IISc Bangalore Makes It To Top 100 Universities In The World
The IISc has been ranked in the 91-100 band of the annual list and makes the only Indian institute in the top 100
The Indian Institute of Science (IISc) in Bengaluru has made it to the top 100 universities in the Times Higher Education’s World Reputation Rankings 2018, becoming the only Indian institution to make it to the prestigious list this year.
The IISc has been ranked in the 91-100 band of the annual list topped by American universities Harvard, Massachusetts Institute of Technology (MIT) and Stanford, with the UK’s Cambridge and Oxford completing the top five.
Phil Baty, editorial director of the rankings said, “India features in the table for the first time since 2011, with its flagship institution, the Indian Institute of Science, making the 91-100 banding.”
The rankings are compiled from a globally representative survey of 10,000 senior academics on the most renowned educational institutions in the world.
Founded in 1909, the IISc has over 40 departments spread across six divisions: Biological Sciences, Chemical Sciences, Electrical Sciences, Interdisciplinary Research, Mechanical Sciences, and Physical and Mathematical Sciences.
The UK has nine institutions in the Top 100, down from 10 last year, following Durham University’s exit. Several other UK universities also witnessed slight declines on last year, with University College London (UCL) shifting from 16th to joint 18th, Imperial College London falling from 18th to 20th and London School of Economics (LSE) slipping from 20th to 25th.
Baty said, “This should give pause for serious thought as the country seeks to champion its status as ‘global Britain’ in a post-Brexit world. What is particularly striking is that the US has actually strengthened its position in the world despite fears that the US is suffering a ‘Trump slump’ in terms of its global reputation.”
The ‘World Reputation Rankings’ are created using what ‘Times Higher Education’ describes as the world’s largest invitation-only academic opinion survey and unique piece of research.

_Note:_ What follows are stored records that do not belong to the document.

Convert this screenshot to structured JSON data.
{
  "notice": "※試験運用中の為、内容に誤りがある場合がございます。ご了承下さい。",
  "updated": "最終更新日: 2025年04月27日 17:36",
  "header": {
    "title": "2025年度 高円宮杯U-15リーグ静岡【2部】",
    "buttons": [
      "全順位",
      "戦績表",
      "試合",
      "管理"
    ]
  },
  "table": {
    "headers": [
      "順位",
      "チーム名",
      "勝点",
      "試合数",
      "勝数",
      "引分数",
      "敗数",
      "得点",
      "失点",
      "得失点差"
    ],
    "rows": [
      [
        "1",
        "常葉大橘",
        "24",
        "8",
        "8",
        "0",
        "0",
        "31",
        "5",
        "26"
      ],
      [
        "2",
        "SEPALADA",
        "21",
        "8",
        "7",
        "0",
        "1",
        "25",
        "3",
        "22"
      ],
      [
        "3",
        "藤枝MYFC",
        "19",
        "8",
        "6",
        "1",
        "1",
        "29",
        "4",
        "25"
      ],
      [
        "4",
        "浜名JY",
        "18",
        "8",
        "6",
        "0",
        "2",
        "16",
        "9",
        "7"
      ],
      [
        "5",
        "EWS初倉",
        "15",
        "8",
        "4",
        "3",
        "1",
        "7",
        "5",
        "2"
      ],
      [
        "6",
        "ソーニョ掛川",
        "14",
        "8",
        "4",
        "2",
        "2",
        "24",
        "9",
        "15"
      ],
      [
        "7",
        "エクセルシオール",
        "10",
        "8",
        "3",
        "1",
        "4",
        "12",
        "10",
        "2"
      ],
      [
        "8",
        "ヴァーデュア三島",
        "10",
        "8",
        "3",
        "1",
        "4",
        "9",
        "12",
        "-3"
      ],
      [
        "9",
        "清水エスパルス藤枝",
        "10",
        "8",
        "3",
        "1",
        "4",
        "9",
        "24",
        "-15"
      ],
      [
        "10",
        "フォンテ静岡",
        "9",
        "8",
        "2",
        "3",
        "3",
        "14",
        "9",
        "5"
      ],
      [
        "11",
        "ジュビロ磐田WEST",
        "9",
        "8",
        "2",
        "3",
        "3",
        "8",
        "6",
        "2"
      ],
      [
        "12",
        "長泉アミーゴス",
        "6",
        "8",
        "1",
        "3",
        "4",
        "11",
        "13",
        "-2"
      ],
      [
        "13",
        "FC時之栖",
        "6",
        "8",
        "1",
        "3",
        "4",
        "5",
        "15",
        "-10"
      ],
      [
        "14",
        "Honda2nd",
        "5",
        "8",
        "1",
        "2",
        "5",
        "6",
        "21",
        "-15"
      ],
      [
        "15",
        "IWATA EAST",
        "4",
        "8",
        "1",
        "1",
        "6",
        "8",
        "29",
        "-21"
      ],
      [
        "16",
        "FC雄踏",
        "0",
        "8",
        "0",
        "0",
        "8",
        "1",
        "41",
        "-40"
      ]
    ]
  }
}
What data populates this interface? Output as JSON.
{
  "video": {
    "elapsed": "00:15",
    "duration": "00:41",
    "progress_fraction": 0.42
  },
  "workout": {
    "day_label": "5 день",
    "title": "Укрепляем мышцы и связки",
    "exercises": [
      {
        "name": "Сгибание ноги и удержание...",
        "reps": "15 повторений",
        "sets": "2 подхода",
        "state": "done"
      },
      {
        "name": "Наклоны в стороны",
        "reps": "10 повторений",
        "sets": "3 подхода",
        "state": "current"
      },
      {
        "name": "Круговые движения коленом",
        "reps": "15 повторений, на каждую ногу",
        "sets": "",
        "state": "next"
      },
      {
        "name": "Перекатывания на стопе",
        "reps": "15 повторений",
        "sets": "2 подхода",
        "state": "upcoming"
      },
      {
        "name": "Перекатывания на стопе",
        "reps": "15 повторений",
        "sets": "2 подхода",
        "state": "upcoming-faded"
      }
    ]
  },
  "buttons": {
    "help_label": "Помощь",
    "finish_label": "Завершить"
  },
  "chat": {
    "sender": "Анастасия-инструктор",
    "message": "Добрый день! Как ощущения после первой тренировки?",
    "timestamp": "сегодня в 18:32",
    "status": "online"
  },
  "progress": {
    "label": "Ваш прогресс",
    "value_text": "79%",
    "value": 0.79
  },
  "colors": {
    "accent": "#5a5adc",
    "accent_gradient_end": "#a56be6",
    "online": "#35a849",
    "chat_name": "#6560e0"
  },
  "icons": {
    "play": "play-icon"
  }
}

The survey, available in 15 languages, uses United Nations data as a guide to ensure that the response coverage is as representative of world scholarship as possible. It is also evenly spread across academic disciplines.